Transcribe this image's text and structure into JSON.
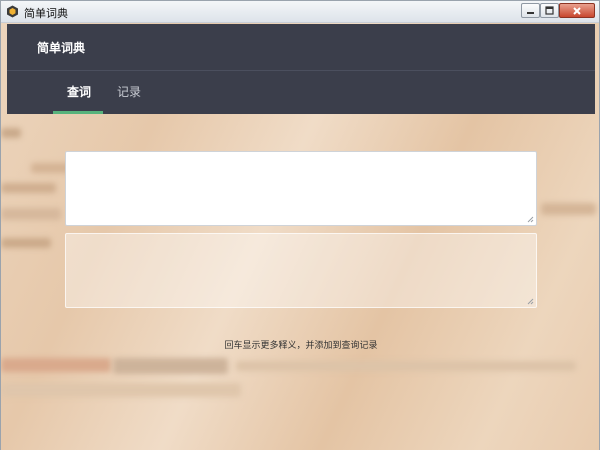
{
  "window": {
    "title": "简单词典"
  },
  "header": {
    "title": "简单词典"
  },
  "tabs": [
    {
      "label": "查词",
      "active": true
    },
    {
      "label": "记录",
      "active": false
    }
  ],
  "colors": {
    "header_bg": "#3b3e4b",
    "tab_indicator": "#57b37c"
  },
  "query": {
    "input_value": "",
    "result_value": ""
  },
  "hint": "回车显示更多释义，并添加到查询记录"
}
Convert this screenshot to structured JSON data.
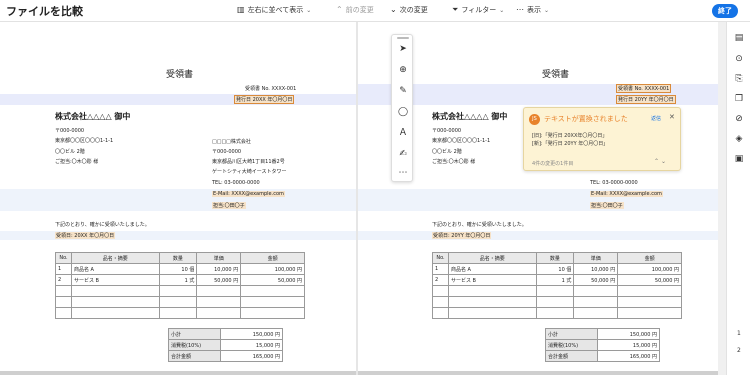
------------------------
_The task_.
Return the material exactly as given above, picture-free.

_Written answer_.
Transcribe this image's text and structure into JSON.
{
  "window": {
    "title": "简单词典"
  },
  "header": {
    "title": "简单词典"
  },
  "tabs": [
    {
      "label": "查词",
      "active": true
    },
    {
      "label": "记录",
      "active": false
    }
  ],
  "colors": {
    "header_bg": "#3b3e4b",
    "tab_indicator": "#57b37c"
  },
  "query": {
    "input_value": "",
    "result_value": ""
  },
  "hint": "回车显示更多释义，并添加到查询记录"
}
Convert this screenshot to structured JSON data.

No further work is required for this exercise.